La Rochelle. Great little port, with tides of more than 6 feet. At low tide the last rows of boats are aground in the mud, and we saw lots of good-sized fish swimming around the inevitable debris down there. Then the water came in and made everything pretty. Magic!
Lighthouses solidly on the mainland, not on precarious islands or even outlying points of land.
Hey, the People who put Rocks on Top of Other Rocks were here!
There he is, the Card Player, awaiting his delicious lunch of local micro-brew, a complicated savory crepe involving potatos and ham, and for dessert a crepe with salted caramel on it. Mmmm. At the Bigoudène - I knew it was a good idea to keep strolling until I found the restaurant with the little something extra.
After lunch, a bit of window shopping, then a trip on the boatbus out to the really really really huge port. Well, for France. San Diego's is larger, but in a town of 100 times more people.
Brouages, another whole fortified town that used to be a port but is now quite some distance inland. Nearly still served by boats, though, from all the canals crisscrossing the marsh. There are oyster businesses just outside the walls.
The ramparts still go all the way around, and inside the town is now filled with artists' workshops and boutiques, and little eateries for tourists.
Off for a Sunday stroll around Mornac sur Seudre. It's a cute little village, filled with boutiques open on Sundays.
This region, the Charentes-Maritimes, is the kingdom of hollyhocks. They are everywhere, all colors from white to dark red. I'd pick some seed pods if I could, but they aren't ready yet. At home I pinch hollyhock seed pods on my way home from work, then toss them in the yard. I've got four or five growing so far.
Being on the Seudre, just a couple of miles from the Atlantic coast so it's still in the tidal area, Mornac is oyster territory, with canals and boats all over.

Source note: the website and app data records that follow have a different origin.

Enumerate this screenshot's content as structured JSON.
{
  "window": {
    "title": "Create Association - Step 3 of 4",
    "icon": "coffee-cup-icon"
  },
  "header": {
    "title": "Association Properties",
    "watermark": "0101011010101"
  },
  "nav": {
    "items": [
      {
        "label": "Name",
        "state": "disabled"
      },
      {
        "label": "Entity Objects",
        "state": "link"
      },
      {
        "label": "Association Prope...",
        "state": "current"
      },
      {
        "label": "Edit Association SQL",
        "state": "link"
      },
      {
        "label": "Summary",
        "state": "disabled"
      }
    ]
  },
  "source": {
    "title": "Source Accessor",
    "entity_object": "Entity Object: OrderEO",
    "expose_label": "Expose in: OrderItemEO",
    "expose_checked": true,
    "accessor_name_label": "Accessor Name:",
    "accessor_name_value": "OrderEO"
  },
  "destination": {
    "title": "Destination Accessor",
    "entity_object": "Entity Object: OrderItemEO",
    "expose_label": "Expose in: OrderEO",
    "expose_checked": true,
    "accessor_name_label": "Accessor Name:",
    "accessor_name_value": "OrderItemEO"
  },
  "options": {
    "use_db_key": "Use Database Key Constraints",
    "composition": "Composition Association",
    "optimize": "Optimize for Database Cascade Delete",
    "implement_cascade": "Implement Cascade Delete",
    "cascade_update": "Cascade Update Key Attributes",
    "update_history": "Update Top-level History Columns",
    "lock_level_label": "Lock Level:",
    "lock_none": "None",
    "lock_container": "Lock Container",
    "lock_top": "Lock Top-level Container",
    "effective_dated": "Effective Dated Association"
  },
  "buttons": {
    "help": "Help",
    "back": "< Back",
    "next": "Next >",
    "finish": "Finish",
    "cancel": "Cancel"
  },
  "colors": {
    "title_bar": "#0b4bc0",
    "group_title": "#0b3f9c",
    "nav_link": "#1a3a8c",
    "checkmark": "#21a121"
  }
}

Would be nice to rent a boat to tool around the marshes for a day...
Plenty of cats here.
And then back to La Palmyre for a little aperitif, with oysters and whelks and buttered bread.